The WCC: Why Barcelona Will Be More Inspiring than Washington

In a few days I will be heading to Barcelona to attend the World Conservation Congress, the most important conservation event in the world. For me it will be a welcome relief from the tired energy debates that have consumed the past few months. In Washington, people are caught up in the political theater of an election cycle. But at the Congress, the work will be motivated by the mission: safeguarding the natural world and promoting sustainable development. 

I went to the previous IUCN congress in Bangkok four years ago and loved it. Imagine what it feels like to be gathered together with thousands of people committed to preserving the world's natural resources. These are the people who labor on the ground in national parks, conduct research, and staff government agencies. They don't need to be convinced that biodiversity and wilderness are of deep and abiding value. IUCN participants have already dedicated their life's work to that.
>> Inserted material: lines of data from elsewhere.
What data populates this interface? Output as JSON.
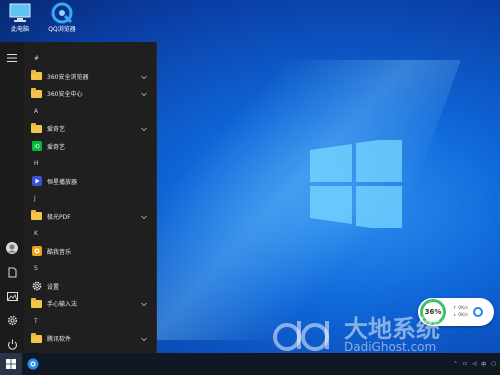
{
  "desktop": {
    "icons": [
      {
        "label": "此电脑",
        "icon": "computer-icon"
      },
      {
        "label": "QQ浏览器",
        "icon": "qq-browser-icon"
      }
    ]
  },
  "start_menu": {
    "items": [
      {
        "kind": "letter",
        "label": "#"
      },
      {
        "kind": "folder",
        "label": "360安全浏览器",
        "expandable": true
      },
      {
        "kind": "folder",
        "label": "360安全中心",
        "expandable": true
      },
      {
        "kind": "letter",
        "label": "A"
      },
      {
        "kind": "folder",
        "label": "爱奇艺",
        "expandable": true
      },
      {
        "kind": "app",
        "label": "爱奇艺",
        "icon": "iqiyi-icon",
        "color": "#00b83a"
      },
      {
        "kind": "letter",
        "label": "H"
      },
      {
        "kind": "app",
        "label": "恒星播放器",
        "icon": "player-icon",
        "color": "#3b4fd8"
      },
      {
        "kind": "letter",
        "label": "J"
      },
      {
        "kind": "folder",
        "label": "极光PDF",
        "expandable": true
      },
      {
        "kind": "letter",
        "label": "K"
      },
      {
        "kind": "app",
        "label": "酷我音乐",
        "icon": "kuwo-music-icon",
        "color": "#f2a01c"
      },
      {
        "kind": "letter",
        "label": "S"
      },
      {
        "kind": "app",
        "label": "设置",
        "icon": "gear-icon",
        "color": "#cfcfcf"
      },
      {
        "kind": "folder",
        "label": "手心输入法",
        "expandable": true
      },
      {
        "kind": "letter",
        "label": "T"
      },
      {
        "kind": "folder",
        "label": "腾讯软件",
        "expandable": true
      }
    ]
  },
  "netwidget": {
    "percent": "36%",
    "up": "0K/s",
    "down": "0K/s"
  },
  "watermark": {
    "main": "大地系统",
    "sub": "DadiGhost.com"
  },
  "colors": {
    "accent_green": "#3ec16b",
    "folder": "#f3c54a"
  }
}
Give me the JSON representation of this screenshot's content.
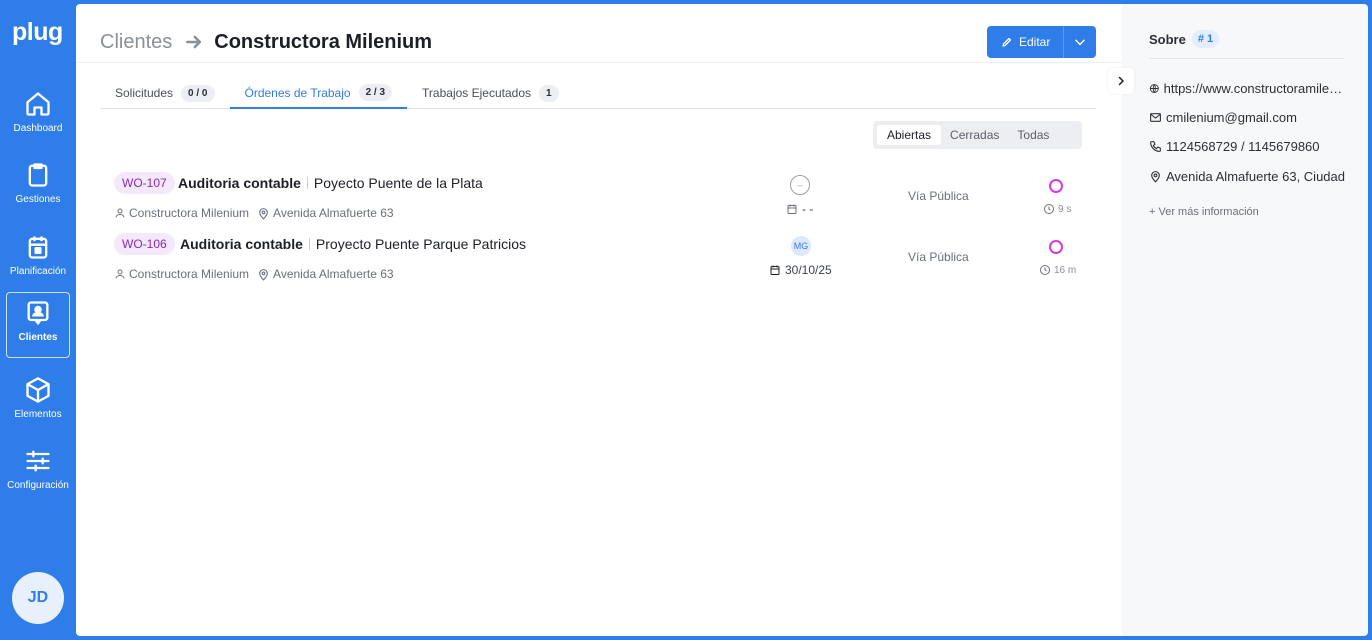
{
  "app": {
    "logo": "plug"
  },
  "nav": [
    {
      "label": "Dashboard",
      "icon": "home-icon"
    },
    {
      "label": "Gestiones",
      "icon": "clipboard-icon"
    },
    {
      "label": "Planificación",
      "icon": "calendar-icon"
    },
    {
      "label": "Clientes",
      "icon": "contact-icon",
      "active": true
    },
    {
      "label": "Elementos",
      "icon": "cube-icon"
    },
    {
      "label": "Configuración",
      "icon": "sliders-icon"
    }
  ],
  "user": {
    "initials": "JD"
  },
  "breadcrumb": {
    "parent": "Clientes",
    "title": "Constructora Milenium"
  },
  "actions": {
    "edit_label": "Editar"
  },
  "tabs": [
    {
      "label": "Solicitudes",
      "badge": "0 / 0"
    },
    {
      "label": "Órdenes de Trabajo",
      "badge": "2 / 3",
      "active": true
    },
    {
      "label": "Trabajos Ejecutados",
      "badge": "1"
    }
  ],
  "filter": {
    "options": [
      "Abiertas",
      "Cerradas",
      "Todas"
    ],
    "selected": "Abiertas"
  },
  "orders": [
    {
      "id": "WO-107",
      "title": "Auditoria contable",
      "project": "Poyecto Puente de la Plata",
      "client": "Constructora Milenium",
      "address": "Avenida Almafuerte 63",
      "assignee": "–",
      "due": "- -",
      "type": "Vía Pública",
      "elapsed": "9 s"
    },
    {
      "id": "WO-106",
      "title": "Auditoria contable",
      "project": "Proyecto Puente Parque Patricios",
      "client": "Constructora Milenium",
      "address": "Avenida Almafuerte 63",
      "assignee": "MG",
      "due": "30/10/25",
      "type": "Vía Pública",
      "elapsed": "16 m"
    }
  ],
  "panel": {
    "title": "Sobre",
    "number": "# 1",
    "website": "https://www.constructoramilenium.com",
    "email": "cmilenium@gmail.com",
    "phones": "1124568729 / 1145679860",
    "address": "Avenida Almafuerte 63, Ciudad",
    "more": "+ Ver más información"
  },
  "colors": {
    "brand": "#2f7de9",
    "wo_badge_bg": "#f4e8fb",
    "wo_badge_text": "#8a2bb5",
    "status": "#d33ddb"
  }
}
So instead of exhausting our energy trying to convince skeptics that Canada's Boreal Forest or Congo's lowland gorillas deserve protection, we can focus on the concrete measures and policies that will actually get the job done.

But our common ground is shrouded by a sense of urgency. These participants know all too well that pressures are mounting on our forests, oceans, and wild landscapes. The assaults are legion, but NRDC's delegation will be focusing on a few key priorities.

Preventing an Artic Gold Rush

This summer, I traveled by ship through the Arctic Ocean and saw firsthand the shadow global warming is casting over this glorious landscape. As the ice melts, oil, gas, fishing, and shipping companies are waiting to jump in and nothing is holding them back: there is no management regime for the open water in the Arctic. At the congress, I will lead a panel with other members of the Aspen Institute Commission on Arctic Climate Change looking at how we can shape an international governance structure.   

Blocking Harmful Development in NRDC's BioGems

NRDC has had great success protecting our BioGems--imperiled wild places in the Western Hemisphere--with a combination of grassroots activism and hard-hitting advocacy. At the congress, we will draw on international support to counter plans for a massive hydro-electric scheme in Chile's Patagonia. We will further our efforts to combat illegal logging in Peru's rainforests and other nations. We will be drawing attention to the dangers of tar sands development in Canada's Boreal Forest--home to millions of song birds. And we will call for support of Mexico's effort to protect the vaquita marina--the world's most endangered marina mammal--from illegal and harmful fishing in the Upper Gulf of California.

Creating Better Governance for the High Seas

The oceans are a shared resource, which is why the best way to safeguard them is through international agreements. NRDC has made great strides this year at the UN: we helped protect 62 million square kilometers of sea from the destructive fishing practice of bottom trawling. But we want to shield even more marine life, and hashing out policies at the congress will move us forward. 

I look forward to discussing these critical issues with the world's leading conservationists and scientists. We may have come from different nations and perspectives, but we all share the common goal of safeguarding the Earth's natural riches. How refreshing that will feel.